Dear Carol: I’m moving my mother from another state to a nursing home near where I live. I’d like her closer to me and I also feel we have access to better nursing homes in my community. Her mind is quite good, but she’s 83 and has several health issues. Since she’s been in assisted living for a few years she doesn’t have a problem with the plan, but I want to select the home carefully. I know another move won’t be good for her. How do I rate homes so we can decide? Lyle
Frequently, I hear from people with a family history of Alzheimer’s who fear that they will also develop the disease. Naturally, they are anxious about their future and hope that a new drug will soon be found that can prevent or cure the disease. Unfortunately, a cure could be a decade or more away.
Research has repeatedly shown that people with diabetes have an increased risk of developing Alzheimer’s disease. Additionally, some studies have demonstrated that intra-nasal insulin, sometimes used to treat diabetes, may help improve memory in those already diagnosed with Alzheimer’s disease.This background of knowledge prompted a group of researchers from the University of Arizona to conduct their own research to see if high blood sugar levels in people who have yet to develop diabetes may also increase their chances of developing Alzheimer's. The results have shown that this is likely the case.
...The National Institute on Aging suggests additional causes for the discomfort that can trigger agitation or aggression. Depression and stress lead the list, but too little rest, constipation, soiled underwear, a sudden change in routine or surroundings, too many people around, or being pushed by others to bathe or to remember things beyond their grasp can all cause this distressed behavior. Loneliness and interactions of medications are also possibilities.

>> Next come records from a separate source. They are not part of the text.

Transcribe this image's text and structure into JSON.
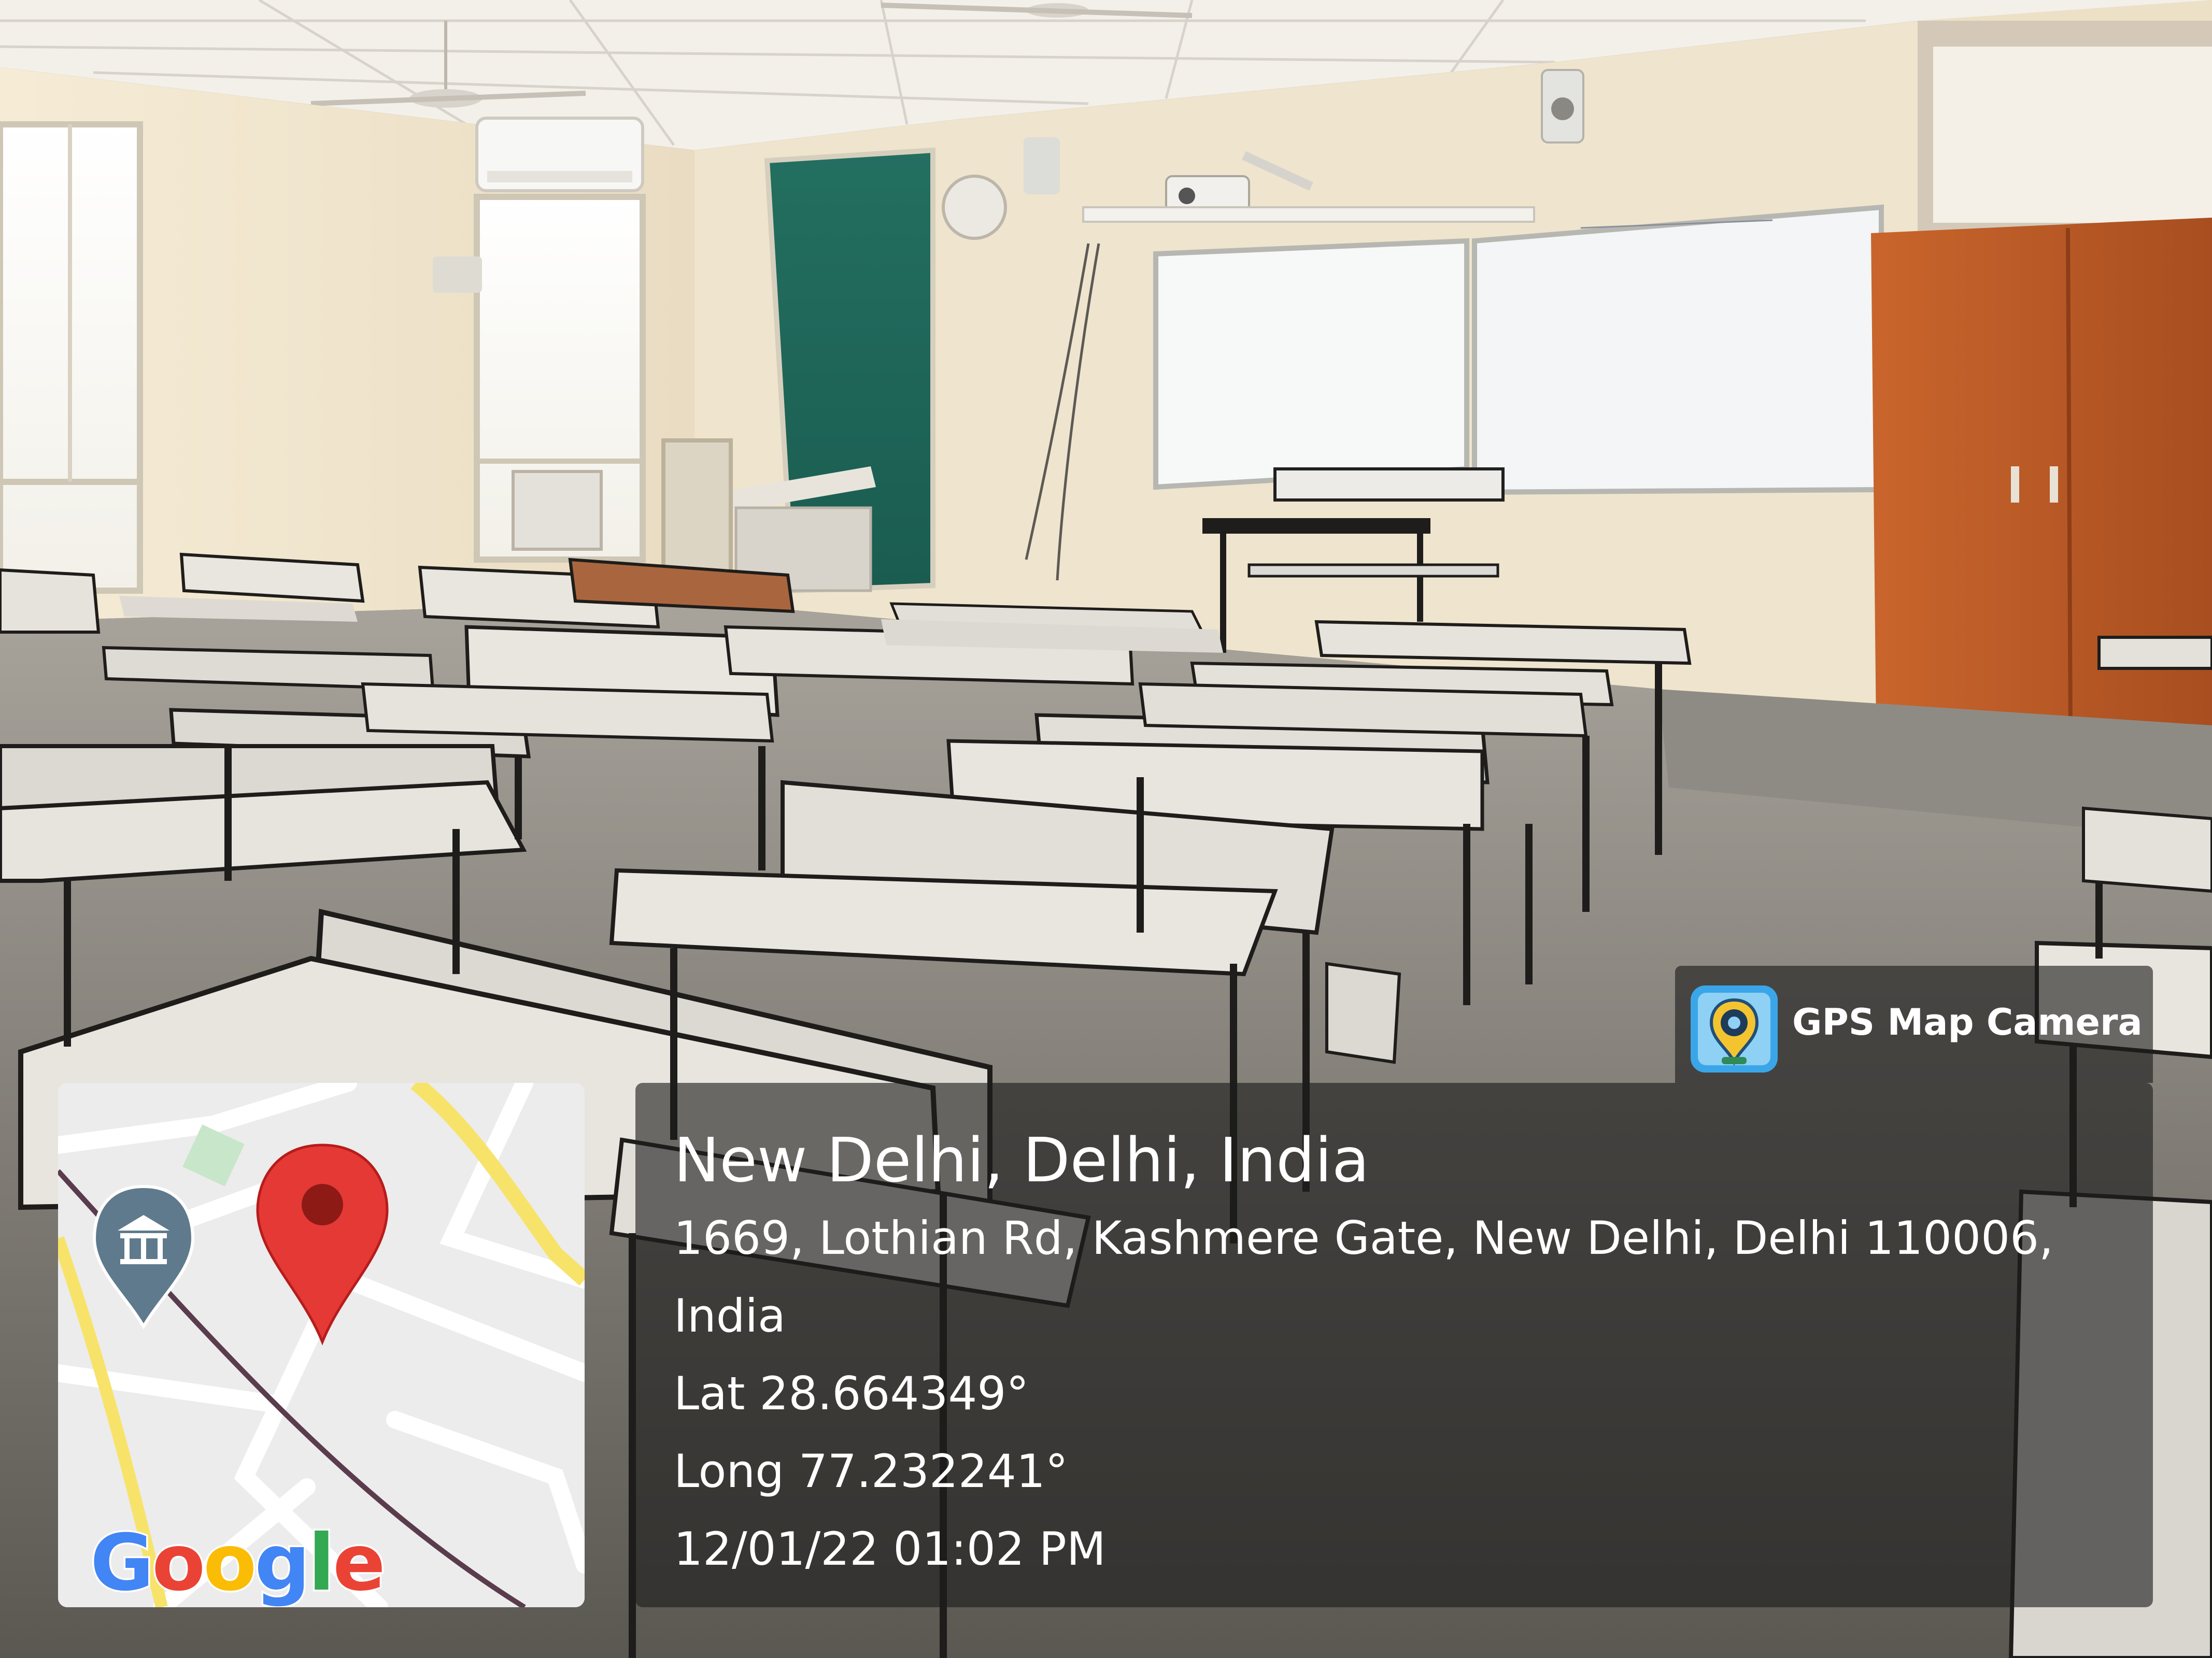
{
  "photo": {
    "subject": "classroom",
    "palette": {
      "wall": "#efe3cb",
      "ceiling": "#f4f1ea",
      "floor": "#807c75",
      "desk_top": "#dedad3",
      "desk_frame": "#1f1d1b",
      "chalkboard": "#1e6b5c",
      "whiteboard": "#f5f6f6",
      "door": "#b85a27"
    }
  },
  "overlay": {
    "app_name": "GPS Map Camera",
    "app_icon": "gps-map-camera-icon",
    "place_title": "New Delhi, Delhi, India",
    "address_line_1": "1669, Lothian Rd, Kashmere Gate, New Delhi, Delhi 110006,",
    "address_line_2": "India",
    "latitude": "Lat 28.664349°",
    "longitude": "Long 77.232241°",
    "datetime": "12/01/22 01:02 PM"
  },
  "map": {
    "logo_parts": [
      "G",
      "o",
      "o",
      "g",
      "l",
      "e"
    ],
    "logo_colors": [
      "#4285f4",
      "#ea4335",
      "#fbbc05",
      "#4285f4",
      "#34a853",
      "#ea4335"
    ],
    "marker_color": "#e53935",
    "poi_icon": "museum-icon",
    "poi_color": "#5f7a8c"
  }
}
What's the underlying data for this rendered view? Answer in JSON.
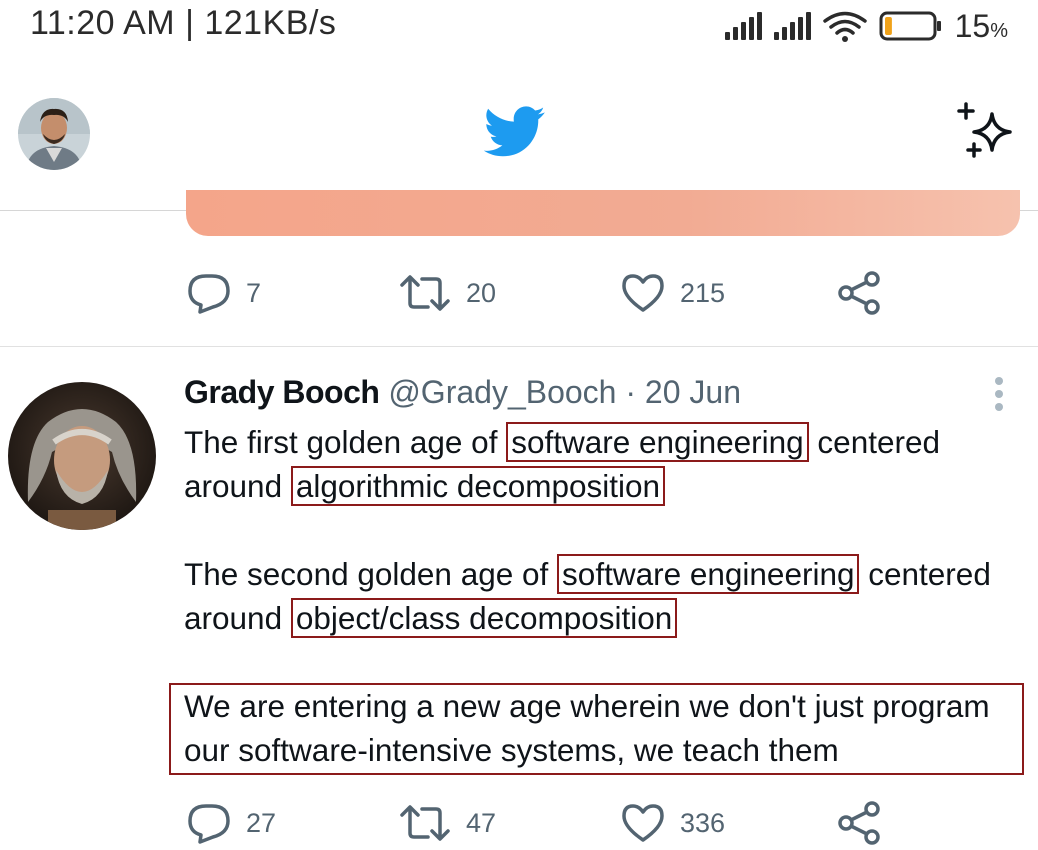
{
  "status_bar": {
    "time_speed": "11:20 AM | 121KB/s",
    "battery_percent": "15",
    "battery_unit": "%",
    "battery_level": 0.15,
    "icons": [
      "signal-icon",
      "signal-icon",
      "wifi-icon",
      "battery-icon"
    ]
  },
  "header": {
    "logo_icon": "twitter-bird-icon",
    "sparkle_icon": "sparkle-icon",
    "brand_color": "#1d9bf0"
  },
  "prev_tweet": {
    "replies": "7",
    "retweets": "20",
    "likes": "215"
  },
  "tweet": {
    "author": "Grady Booch",
    "handle": "@Grady_Booch",
    "separator": "·",
    "date": "20 Jun",
    "p1_pre": "The first golden age of",
    "p1_hl1": "software engineering",
    "p1_mid": "centered around",
    "p1_hl2": "algorithmic decomposition",
    "p2_pre": "The second golden age of",
    "p2_hl1": "software engineering",
    "p2_mid": "centered around",
    "p2_hl2": "object/class decomposition",
    "p3_line1": "We are entering a new age wherein we don't just program",
    "p3_line2": "our software-intensive systems, we teach them",
    "replies": "27",
    "retweets": "47",
    "likes": "336"
  },
  "colors": {
    "annotation_box": "#8b1a1a",
    "muted_text": "#536471"
  }
}
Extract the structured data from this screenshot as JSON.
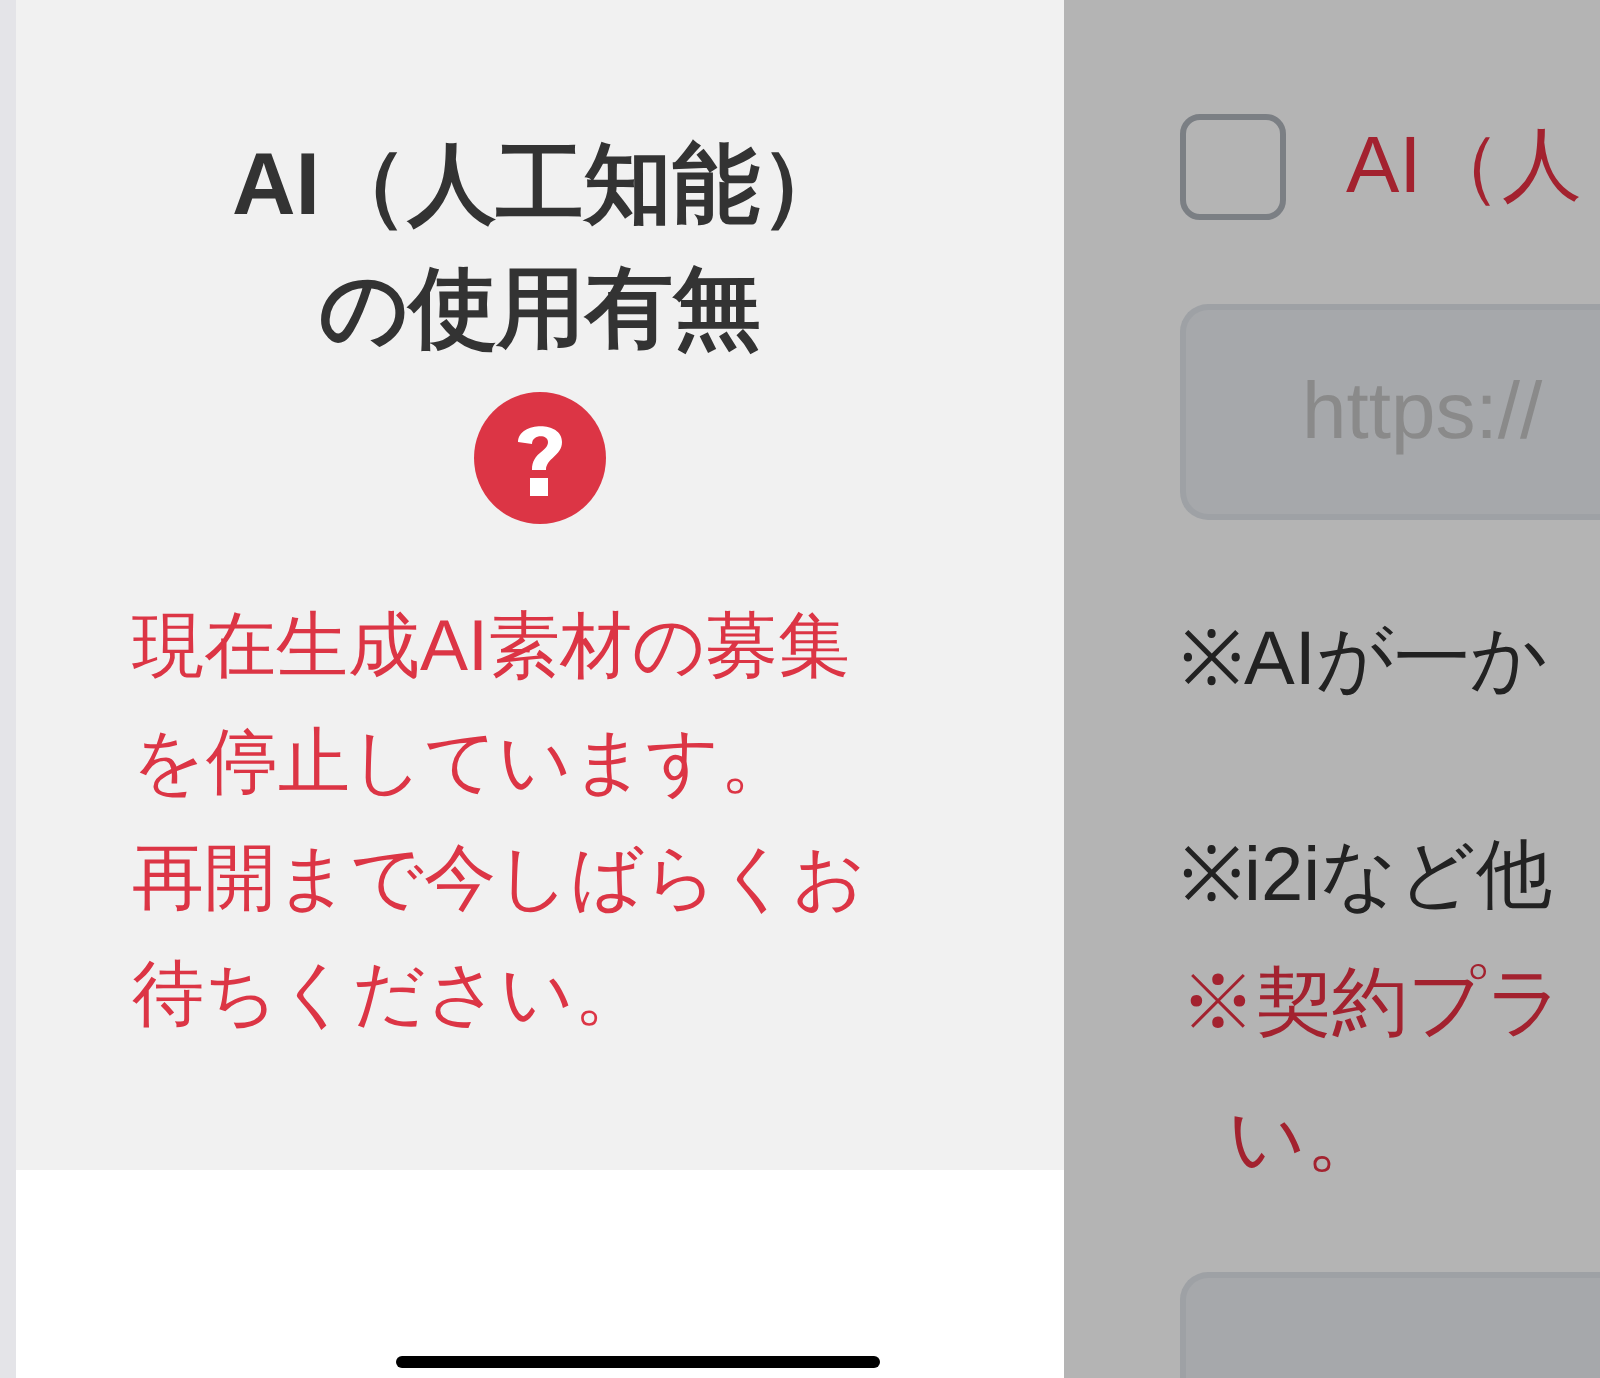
{
  "info_panel": {
    "title": "AI（人工知能）の使用有無",
    "notice_lines": [
      "現在生成AI素材の募集",
      "を停止しています。",
      "再開まで今しばらくお",
      "待ちください。"
    ]
  },
  "form": {
    "disabled": true,
    "checkbox": {
      "label": "AI（人",
      "checked": false
    },
    "url_field": {
      "placeholder": "https://"
    },
    "notes": [
      {
        "text": "※AIが一か",
        "kind": "plain"
      },
      {
        "text": "※i2iなど他",
        "kind": "plain"
      },
      {
        "text": "※契約プラ",
        "kind": "warning"
      },
      {
        "text": "い。",
        "kind": "warning-continued"
      }
    ]
  }
}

...Study participants were asked to keep a sleep diary which tracked when they went to bed, when they awoke and when they took naps. They also wore wrist sensors that could detect movement as well as determine whether they were awake or asleep during the movement. The monitoring took place over a two week period of time.
Few of us like to consider the fact that our parents will die. However they will. Nothing will change that fact. Good medical care, solid healthful habits, a pleasant social life – all of these may extend our years, but in the end, we will die. With this in mind, it is to everyone's advantage to discuss the details at as early a stage as possible. As I told my kids when I had my own legal papers drawn up, "Let's do all of this and then get on with the business of living." We did just that, and while my sons didn't find the prospect of my death fun to talk about, they dutifully listened to what I had drawn up and where I keep my papers.
Merry Christmas to all of my wonderful readers! I can't say Merry Christmas to caregivers any better than I did in 2010, so I'm linking back to that article. It is, afterall, Christmas.
Many people are celebrating Christmas Day, today, December 25th. Caregivers may find the word "celebrating" a little over the top, but try not to be too dismissive. If you are caring for a parent or spouse who doesn't recognize you for who you are, that doesn't mean your efforts are unappreciated. Know that on some level, your love is understood. Celebrate that.
Dear Carol: I dread Christmas. My husband died last summer and this is my first Christmas without him. He’d been sick with cancer and then Alzheimer’s, and part of me is happy that he was finally able to let go. Other times, I’d give anything for him to be here, which is actually selfish considering his obvious misery. I have wonderful children and friends and I have a church family where I feel I belong. Still, I sometimes feel angry that my husband left me alone. It’s a confusing holiday season for me. Why can’t I remain grateful that my husband isn’t suffering? Grace
Even when we have had the appropriate conversations with our loved one about his or her wishes under certain definable circumstances, life is rarely so neat that we are presented with clear choices. For this reason, caregivers often need to make tough decisions under sometimes murky conditions.
It may sound selfish to some, but to caregivers who dove into caregiving with full hearts and no planning, then ended up sustaining this life-altering mode for months and often years, it's a perfectly rational question. People put their lives, as they are living them, on hold in order to care for others. That's good. But when "hold" becomes the new norm, there's a mental adjustment to go through. And sometimes that includes dealing with resentment.